You can buy a Prusa XL with one extruder, a fully assembled Prusa MK3S+, and the MMU2 for less than $3,499. You can even skip the Prusa XL and buy $1,999 of extra filament, since the MMU2 will be wasting a bunch on those wipe towers.

I don’t know about you, but if I were interested in 3D-printing in color, I would be keeping my eye on the fancy extruders that can mix colors on the fly. They can print in more than just five colors. They can blend filaments inside the extruder to generate almost any color you want.

NOTE: I’ve seen systems that can mix colors like this. They seem more than a little fragile, and I am having trouble finding the one that I thought looked cool. If I stumble upon it, I will update this section.

The Prusa MK3S+ is not a Ferrari

The Prusa MK3 is an amazing piece of engineering. I know a lot of people seem to think that it is the top-of-the-line printer, but it isn’t. It is engineered to be almost exactly enough printer and no more. It is the Toyota pickup truck they tried to destroy on Top Gear.

The Prusa XL is probably Prusa’s Ferrari. Or maybe it is the NSX to go with their Accord.

The Prusa MK3S is pushing up against the size limitations of the i3 layout. Yes, there are bigger i3-style printers, but they aren’t repeatable, reliable tanks like the Prusa MK3. An ant can lift 10 times its weight, but if you scale an ant up to the size of a human, it would just collapse. The MK3S is the ant scaled to the size where it can just barely continue to perform.

The Prusa XL is a CoreXY printer. This mechanism is lightweight, powerful, and precise. This lets them scale the X and Y axes of the Prusa XL way up. I also expect that the printing speeds will go up as well.

We haven’t seen them show off the speed yet. I don’t expect the Prusa XL to keep up with the Vorons competing in the #SpeedBoatRace, but I expect we’ll be able to push the Prusa XL harder than the Prusa MK3S+.

I’m more excited about what may wind up in a Prusa MK4

When my MakerFarm i3 failed, I was really hoping to buy a Prusa MINI. The supply chain was horrible at the time, and the Prusa MINI was still quite new. I just couldn’t wait that long, but the Prusa MINI is probably just about enough printer for me.

Prusa hasn’t announced a successor to the Prusa MK3, but we have to figure it is coming. When the Prusa MINI was announced, I assumed there would be a future Prusa i3 with the new 32-bit electronics. I assume those are the same electronics in the Prusa XL.

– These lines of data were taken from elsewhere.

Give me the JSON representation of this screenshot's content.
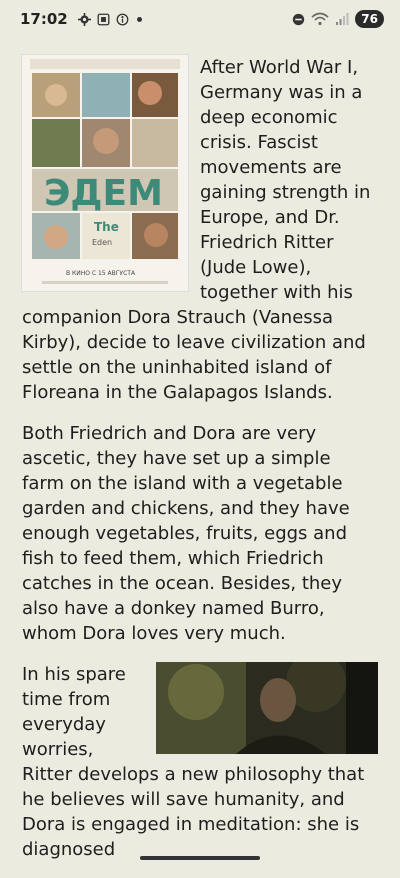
{
  "status_bar": {
    "time": "17:02",
    "battery": "76",
    "left_icons": [
      "gear-icon",
      "screenshot-icon",
      "accessibility-icon",
      "notification-dot"
    ],
    "right_icons": [
      "dnd-icon",
      "wifi-icon",
      "signal-icon",
      "battery-icon"
    ]
  },
  "article": {
    "poster": {
      "title": "ЭДЕМ",
      "subtitle": "The",
      "subtitle2": "Eden",
      "release_text": "В КИНО С 15 АВГУСТА"
    },
    "paragraphs": [
      "After World War I, Germany was in a deep economic crisis. Fascist movements are gaining strength in Europe, and Dr. Friedrich Ritter (Jude Lowe), together with his companion Dora Strauch (Vanessa Kirby), decide to leave civilization and settle on the uninhabited island of Floreana in the Galapagos Islands.",
      "Both Friedrich and Dora are very ascetic, they have set up a simple farm on the island with a vegetable garden and chickens, and they have enough vegetables, fruits, eggs and fish to feed them, which Friedrich catches in the ocean. Besides, they also have a donkey named Burro, whom Dora loves very much.",
      "In his spare time from everyday worries, Ritter develops a new philosophy that he believes will save humanity, and Dora is engaged in meditation: she is diagnosed"
    ]
  },
  "colors": {
    "background": "#ecebe0",
    "text": "#1e1e1e"
  }
}
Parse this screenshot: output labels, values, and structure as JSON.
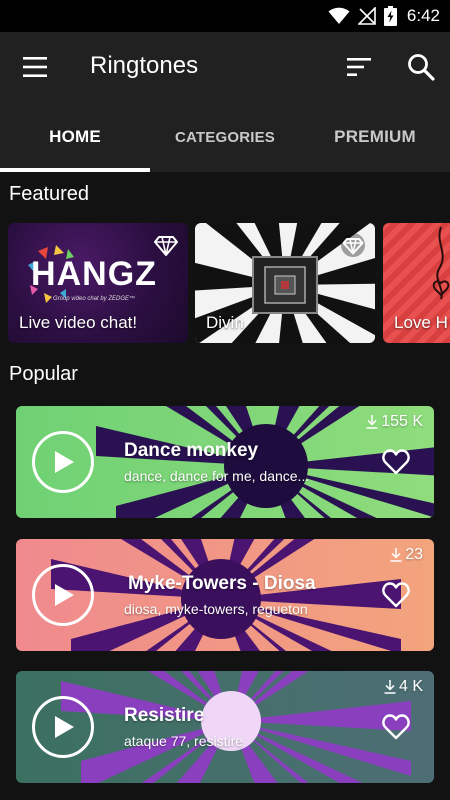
{
  "status_bar": {
    "time": "6:42"
  },
  "app_bar": {
    "title": "Ringtones"
  },
  "tabs": [
    {
      "label": "HOME",
      "active": true
    },
    {
      "label": "CATEGORIES",
      "active": false
    },
    {
      "label": "PREMIUM",
      "active": false
    }
  ],
  "featured": {
    "heading": "Featured",
    "items": [
      {
        "label": "Live video chat!",
        "logo_text": "HANGZ",
        "logo_subtext": "Group video chat by ZEDGE™",
        "premium": true
      },
      {
        "label": "Divin",
        "premium": true
      },
      {
        "label": "Love H"
      }
    ]
  },
  "popular": {
    "heading": "Popular",
    "items": [
      {
        "title": "Dance monkey",
        "tags": "dance, dance for me, dance...",
        "downloads": "155 K",
        "colors": [
          "#6fd174",
          "#8fdc7c"
        ]
      },
      {
        "title": "Myke-Towers - Diosa",
        "tags": "diosa, myke-towers, regueton",
        "downloads": "23",
        "colors": [
          "#f08a8e",
          "#f2a47c"
        ]
      },
      {
        "title": "Resistire",
        "tags": "ataque 77, resistire",
        "downloads": "4 K",
        "colors": [
          "#3c7060",
          "#4d6e75"
        ]
      }
    ]
  },
  "icons": {
    "menu": "menu-icon",
    "sort": "sort-icon",
    "search": "search-icon",
    "premium": "diamond-icon",
    "play": "play-icon",
    "favorite": "heart-outline-icon",
    "download": "download-icon",
    "wifi": "wifi-icon",
    "signal": "signal-icon",
    "battery": "battery-icon"
  },
  "colors": {
    "background": "#121212",
    "app_bar": "#212121",
    "status_bar": "#000000",
    "tab_indicator": "#ffffff"
  }
}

What do you think we’ll see in the Prusa MK4? I just want the new bed-leveling sensor, and I hope we get that upgrade in future releases of both the Prusa i3 and the Prusa MINI. Do you think they’d need to include the entire Nextruder to upgrade the bed leveling, or do you think they’ll find a way to integrate the sensor into a cheaper extruder assembly?

Is the Prusa XL worth $1,999?

Of course it is. That isn’t the correct question. Is the Prusa XL worth $1,999 to you?

If you’re printing huge things, maybe that 400mm cube of build volume is looking pretty sweet. I don’t know about you, but I rarely print anything that takes up the entire build plate, and I don’t usually print things any taller than two or three inches.

For $1,999, I could have a tower of five Prusa MINI printers next to my desk. I definitely don’t want five printers, but a small print farm has quite a few advantages over owning a single printer.

I could definitely see myself owning my Prusa MK3S and adding a Prusa MINI to the team, but I don’t think Prusa XL is in my future.


If you’ve preordered a Prusa XL, I am most definitely jealous. I know I said I won’t be buying one. The fact that I even considered buying a Prusa MINI two years ago probably indicates why that is the case.

If I were still using my old MakerFarm Prusa i3, I think I would be considering the Prusa XL today. I said many times that I wanted my next printer to be a CoreXY or an H-Bot, and that makes me more than a little disappointed that I went with an Original Prusa MK3S.

What do you think? Did you preorder a Prusa XL? Are you excited? Are you waiting to see how it performs in the real world? Are you happy with your current printer? Let me know in the comments, or stop by the Butter, What?! Discord server to chat with me about it!